The most detailed analysis of its kind – encompassing a literature review, primary research and development of a new model to understand the costs of continued trade with the EU27 – it concludes with seven recommendations for the industry to help mitigate the challenges posed by Brexit.
At farm-level, Andersons’ Meadow Farm model sees profitability fall from £93/ha to £68/ha in a deal scenario and -£45/ha in the event of a ‘no-deal’ exit.
- A call for the UK and EU to reach a robust mutual recognition agreement to reduce the need for official controls and minimise trade friction;
- A fast-track or lighter-touch Authorised Economic Operator (AEO) system to help businesses overcome some customs measures;
- Implementation of an e-Certification system;
- Better communication between UK and overseas regulatory authorities;
- Training for exporting businesses to better understand regulatory procedures; and
- Making developing overseas markets a priority.
Sarah Baker, AHDB strategic insight manager, said: “The analysis is a representation of reality and assumes farmers take no action in response to the price changes. In reality, they will adapt and some trade will continue but the potential impact will be nonetheless substantial for the sheep sector.
“Importantly, the recommendations in the report give us a basis for discussion with the industry and will feed into our strategic direction for the future.”
Trade impact under a Brexit deal scenario is relatively small for both beef and sheepmeat, although slight decreases in exports (1.1%) are expected due to non-tariff measures adding inefficiencies to ‘just-in-time’ supply chains.
The report also found that a no-deal Brexit would cause significant upheaval for both beef and sheepmeat trade, with exports to the EU falling substantially.
Some trade with the EU would continue for beef, with the EU’s Tariff Rate Quota (TRQ) allowing market access.
A new UK TRQ for beef imports would be open to all countries, causing a dramatic rise in non-EU imports, lowering prices and driving up domestic consumption by 7%.
It also highlighted that frictionless trade with the EU27 as a third country is not currently possible and the development and implementation of the required technology could take as long as a decade to prepare.
Value deterioration, especially for fresh meat, arising from border-related delays due to physical checks and sampling accounted for more than 60% of non-tariff measures costs on checked loads.

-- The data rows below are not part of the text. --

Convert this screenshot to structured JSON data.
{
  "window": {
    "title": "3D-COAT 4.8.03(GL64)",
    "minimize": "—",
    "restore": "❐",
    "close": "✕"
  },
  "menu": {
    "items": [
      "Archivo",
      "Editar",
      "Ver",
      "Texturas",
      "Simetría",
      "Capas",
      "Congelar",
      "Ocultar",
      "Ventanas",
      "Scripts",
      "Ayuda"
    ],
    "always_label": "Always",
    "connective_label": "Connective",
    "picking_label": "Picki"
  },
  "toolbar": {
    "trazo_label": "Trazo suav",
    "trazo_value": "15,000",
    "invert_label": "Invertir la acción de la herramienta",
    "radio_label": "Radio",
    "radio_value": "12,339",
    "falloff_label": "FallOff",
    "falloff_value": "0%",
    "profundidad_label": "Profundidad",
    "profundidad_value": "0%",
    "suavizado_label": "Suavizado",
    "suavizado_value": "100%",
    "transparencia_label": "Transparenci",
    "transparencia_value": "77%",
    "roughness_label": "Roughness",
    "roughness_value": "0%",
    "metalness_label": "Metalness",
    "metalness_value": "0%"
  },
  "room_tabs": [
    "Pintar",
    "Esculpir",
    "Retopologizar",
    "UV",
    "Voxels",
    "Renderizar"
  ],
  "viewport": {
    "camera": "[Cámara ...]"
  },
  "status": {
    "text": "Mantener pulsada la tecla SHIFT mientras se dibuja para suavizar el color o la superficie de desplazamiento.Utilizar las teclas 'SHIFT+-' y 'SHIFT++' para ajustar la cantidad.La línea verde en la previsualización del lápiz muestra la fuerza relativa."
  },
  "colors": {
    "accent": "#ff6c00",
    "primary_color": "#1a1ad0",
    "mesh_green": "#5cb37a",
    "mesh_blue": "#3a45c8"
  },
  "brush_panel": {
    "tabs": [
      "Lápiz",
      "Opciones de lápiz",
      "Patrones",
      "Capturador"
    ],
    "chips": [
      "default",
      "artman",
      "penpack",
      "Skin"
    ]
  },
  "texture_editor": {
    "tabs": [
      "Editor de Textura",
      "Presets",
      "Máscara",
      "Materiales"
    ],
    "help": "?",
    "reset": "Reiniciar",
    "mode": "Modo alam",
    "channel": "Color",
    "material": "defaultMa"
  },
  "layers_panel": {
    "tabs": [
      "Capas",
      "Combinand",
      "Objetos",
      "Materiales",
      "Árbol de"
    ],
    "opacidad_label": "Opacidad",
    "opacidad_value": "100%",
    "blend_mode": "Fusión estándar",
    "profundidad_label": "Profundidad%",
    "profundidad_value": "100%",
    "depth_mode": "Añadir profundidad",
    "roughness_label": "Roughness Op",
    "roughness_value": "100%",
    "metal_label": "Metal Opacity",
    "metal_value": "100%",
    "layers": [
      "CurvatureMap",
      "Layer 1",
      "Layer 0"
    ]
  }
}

Smaller businesses are likely to be disproportionately impacted by non-tariff measures, due to the regulatory burden and the cost of more checks over fewer loads.
Trade barriers will exert inflationary pressure on inputs imported from the EU27, which farmers would bear the brunt of due to tight industry profit margins.
The work was financed from the £2 million fund of AHDB red meat levies ring-fenced for collaborative projects which is managed by Britain’s three meat levy bodies: AHDB, HCC and QMS.
The fund is an interim arrangement while a long-term solution is sought on the issue of levies being collected at point of slaughter in England for animals which have been reared in Scotland or Wales.